The second banquet that brought disappointment and rejection is recorded in John 13. The disciples were disappointed because Jesus would not become king at the first banquet, and they were disappointed that He would not defend Himself at the second. These two banquets were the occasions for the two great appeals; but when you look at them, the language is so similar that you could almost call them one and the same appeal. Jesus was looking at the dangers ahead.
If you take John 6 and read all of the way through and then go on to chapter 7, the very first verse says that the Jews tried to find some way to kill Jesus; and they did not stop. They kept on trying during the following twelve months. Jesus knew that those last twelve months were going to be very, very dangerous.
You remember in John 11 when Lazarus died and Jesus said, “Let us go to Bethany”?
The disciples asked, “Do you not know that the Jews are trying to kill You? Are You going to go back and put Yourself right into their hands, put Yourself right in their power?”
Jesus’ answer was, “Yes.”
Then the disciples said with resignation, “Well, we will go and die with You.”
As Jesus was looking at trouble ahead, please notice His words. He does not say, “There is trouble ahead; therefore, make sure that you have your church history straight,” although church history is very important. He did not even say, “There is trouble ahead; make sure that you have your theology straight,” even though theology is very important. What did He say? He said, “There is trouble ahead. There is danger ahead. Stay close to Me. Stay close.”
Now the language back in John 6 says, “You must eat My flesh and drink My blood.” At the last supper, Jesus breaks the bread, passes it, and says, “This is My body which is given for you. Eat all of it.” He passes out the wine and says, “This is My blood which is shed for you. Drink it.” (See Matthew 26:27.) What was He saying to them? “To eat the flesh and drink the blood of Christ is to receive Him as a personal Saviour, believing that He forgives our sins and that we are complete in Him. It is by beholding His love, by dwelling upon it, by drinking it in, that we are to become partakers of His nature. What food is to the body, Christ must be to the soul. Food cannot benefit us unless we eat it, unless it becomes a part of our being. So Christ is of no value to us if we do not know Him as a personal Saviour. A theoretical knowledge will do us no good. We must feed upon Him; receive Him into the heart, so that His life becomes our life. His love, His grace, must be assimilated.
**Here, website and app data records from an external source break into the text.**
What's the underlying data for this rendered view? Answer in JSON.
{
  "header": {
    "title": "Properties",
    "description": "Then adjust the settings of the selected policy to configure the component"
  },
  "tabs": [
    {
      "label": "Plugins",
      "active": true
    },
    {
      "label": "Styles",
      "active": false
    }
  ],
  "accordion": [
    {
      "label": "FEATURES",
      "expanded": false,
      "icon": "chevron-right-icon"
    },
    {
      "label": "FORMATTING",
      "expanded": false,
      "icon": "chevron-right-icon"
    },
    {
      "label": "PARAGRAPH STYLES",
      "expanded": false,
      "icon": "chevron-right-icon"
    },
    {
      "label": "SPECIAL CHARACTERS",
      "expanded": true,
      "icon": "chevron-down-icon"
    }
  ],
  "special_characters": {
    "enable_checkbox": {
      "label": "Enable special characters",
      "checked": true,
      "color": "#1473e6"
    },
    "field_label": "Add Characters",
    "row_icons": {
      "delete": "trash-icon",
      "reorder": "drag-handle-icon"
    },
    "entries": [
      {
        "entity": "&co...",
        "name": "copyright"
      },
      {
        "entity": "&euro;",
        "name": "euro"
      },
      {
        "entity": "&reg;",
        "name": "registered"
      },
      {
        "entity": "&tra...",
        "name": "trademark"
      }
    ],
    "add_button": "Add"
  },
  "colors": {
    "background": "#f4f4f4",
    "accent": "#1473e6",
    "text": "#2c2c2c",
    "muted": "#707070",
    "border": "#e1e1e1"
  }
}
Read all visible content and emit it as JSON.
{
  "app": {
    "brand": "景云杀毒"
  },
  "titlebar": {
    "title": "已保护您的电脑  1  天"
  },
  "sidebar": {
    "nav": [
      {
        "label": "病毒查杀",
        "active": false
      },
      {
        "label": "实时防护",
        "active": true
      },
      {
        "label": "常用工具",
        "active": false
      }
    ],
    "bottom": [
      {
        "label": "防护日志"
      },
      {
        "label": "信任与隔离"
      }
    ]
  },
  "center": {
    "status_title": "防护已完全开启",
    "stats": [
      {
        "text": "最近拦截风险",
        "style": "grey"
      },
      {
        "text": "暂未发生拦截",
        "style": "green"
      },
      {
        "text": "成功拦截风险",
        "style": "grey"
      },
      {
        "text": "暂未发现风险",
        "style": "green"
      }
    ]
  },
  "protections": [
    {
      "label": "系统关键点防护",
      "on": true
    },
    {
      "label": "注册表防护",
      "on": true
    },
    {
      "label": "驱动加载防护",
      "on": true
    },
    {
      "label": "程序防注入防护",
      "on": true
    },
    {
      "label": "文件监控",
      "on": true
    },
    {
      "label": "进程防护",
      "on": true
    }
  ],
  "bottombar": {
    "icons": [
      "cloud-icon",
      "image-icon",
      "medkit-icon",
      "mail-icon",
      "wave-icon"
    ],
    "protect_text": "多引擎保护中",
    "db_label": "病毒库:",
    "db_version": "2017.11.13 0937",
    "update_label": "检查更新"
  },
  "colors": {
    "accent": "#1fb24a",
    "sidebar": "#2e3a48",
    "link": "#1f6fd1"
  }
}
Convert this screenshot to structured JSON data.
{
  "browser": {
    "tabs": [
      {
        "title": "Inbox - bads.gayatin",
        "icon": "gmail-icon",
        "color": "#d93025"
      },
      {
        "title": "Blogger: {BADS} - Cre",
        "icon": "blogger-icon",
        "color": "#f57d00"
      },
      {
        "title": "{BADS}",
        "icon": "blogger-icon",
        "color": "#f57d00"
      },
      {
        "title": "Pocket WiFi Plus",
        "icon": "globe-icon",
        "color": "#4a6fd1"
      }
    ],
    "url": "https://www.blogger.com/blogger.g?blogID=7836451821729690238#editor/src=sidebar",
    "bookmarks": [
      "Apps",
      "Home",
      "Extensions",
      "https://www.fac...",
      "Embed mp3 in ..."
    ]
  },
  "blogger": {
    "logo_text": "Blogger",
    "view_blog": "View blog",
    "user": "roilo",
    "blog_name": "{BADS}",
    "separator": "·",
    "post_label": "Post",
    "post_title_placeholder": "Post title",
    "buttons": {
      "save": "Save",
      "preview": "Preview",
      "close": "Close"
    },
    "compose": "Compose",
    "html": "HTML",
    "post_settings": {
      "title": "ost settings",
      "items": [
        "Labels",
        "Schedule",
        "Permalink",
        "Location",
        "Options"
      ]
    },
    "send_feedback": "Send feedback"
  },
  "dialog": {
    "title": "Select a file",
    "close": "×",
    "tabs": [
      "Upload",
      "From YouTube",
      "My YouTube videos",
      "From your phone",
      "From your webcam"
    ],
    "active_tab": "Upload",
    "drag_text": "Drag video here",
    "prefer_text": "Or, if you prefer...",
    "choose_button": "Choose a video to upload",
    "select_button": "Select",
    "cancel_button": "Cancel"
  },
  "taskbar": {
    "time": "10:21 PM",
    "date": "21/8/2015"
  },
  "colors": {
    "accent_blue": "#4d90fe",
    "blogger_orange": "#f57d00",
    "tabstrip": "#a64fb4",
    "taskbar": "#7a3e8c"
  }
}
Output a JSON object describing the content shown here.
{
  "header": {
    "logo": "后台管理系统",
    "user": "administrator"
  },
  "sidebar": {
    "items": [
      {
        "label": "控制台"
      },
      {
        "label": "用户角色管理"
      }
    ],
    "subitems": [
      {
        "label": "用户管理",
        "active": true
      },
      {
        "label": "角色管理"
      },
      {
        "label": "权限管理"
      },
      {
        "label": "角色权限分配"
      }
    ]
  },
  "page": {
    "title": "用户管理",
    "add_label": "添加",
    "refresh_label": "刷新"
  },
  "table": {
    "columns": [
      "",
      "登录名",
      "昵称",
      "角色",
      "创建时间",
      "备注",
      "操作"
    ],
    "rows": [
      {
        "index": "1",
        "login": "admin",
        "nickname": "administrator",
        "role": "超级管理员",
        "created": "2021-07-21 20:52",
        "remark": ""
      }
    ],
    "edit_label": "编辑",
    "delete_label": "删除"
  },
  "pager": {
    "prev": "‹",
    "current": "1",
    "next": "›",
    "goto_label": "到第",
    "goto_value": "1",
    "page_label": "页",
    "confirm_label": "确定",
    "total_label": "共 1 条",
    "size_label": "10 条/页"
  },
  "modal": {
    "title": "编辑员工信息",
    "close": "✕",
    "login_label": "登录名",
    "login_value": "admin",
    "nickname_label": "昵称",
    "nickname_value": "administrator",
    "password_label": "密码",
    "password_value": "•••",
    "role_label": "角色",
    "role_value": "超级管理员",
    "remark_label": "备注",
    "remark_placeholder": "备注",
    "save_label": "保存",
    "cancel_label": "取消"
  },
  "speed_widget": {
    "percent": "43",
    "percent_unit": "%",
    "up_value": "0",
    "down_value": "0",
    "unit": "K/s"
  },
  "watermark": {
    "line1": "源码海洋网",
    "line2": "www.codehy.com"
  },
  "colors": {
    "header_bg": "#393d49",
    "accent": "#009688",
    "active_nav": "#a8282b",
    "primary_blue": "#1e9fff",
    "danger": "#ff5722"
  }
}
“So fully was Jesus surrendered to the will of God that the Father alone appeared in His life. Although tempted in all points like as we are, He stood before the world untainted by the evil that surrounded Him. Thus we also are to overcome as Christ overcame.” The Desire of Ages, 389. This is what it means to eat His flesh and drink His blood. It is an appeal for intimacy, an appeal for intimacy in the strongest language.
Stay close to Jesus in prayer. If you have been praying five minutes a day, how about making it ten? Stay close to Him in feasting upon His Word. In the same chapter, Ellen White writes, “The life of God, that gives life to the world, is in His Word.” Ibid., 320. If you have been reading the Bible ten minutes a day, how about making it twenty minutes? Stay close to His counsels in that precious treasure of the Spirit of Prophecy. Do no try to solve your problem by going off by yourself. We do not deny the problems, but the solution is not to withdraw. Stay close to Him in prayer; stay close to His Word in study; stay close to His counsels, cherishing and studying them; and stay close to His people. Jesus says to us, as He said to His disciples, “There is trouble ahead. There is danger ahead. Stay close to Me. Stay close.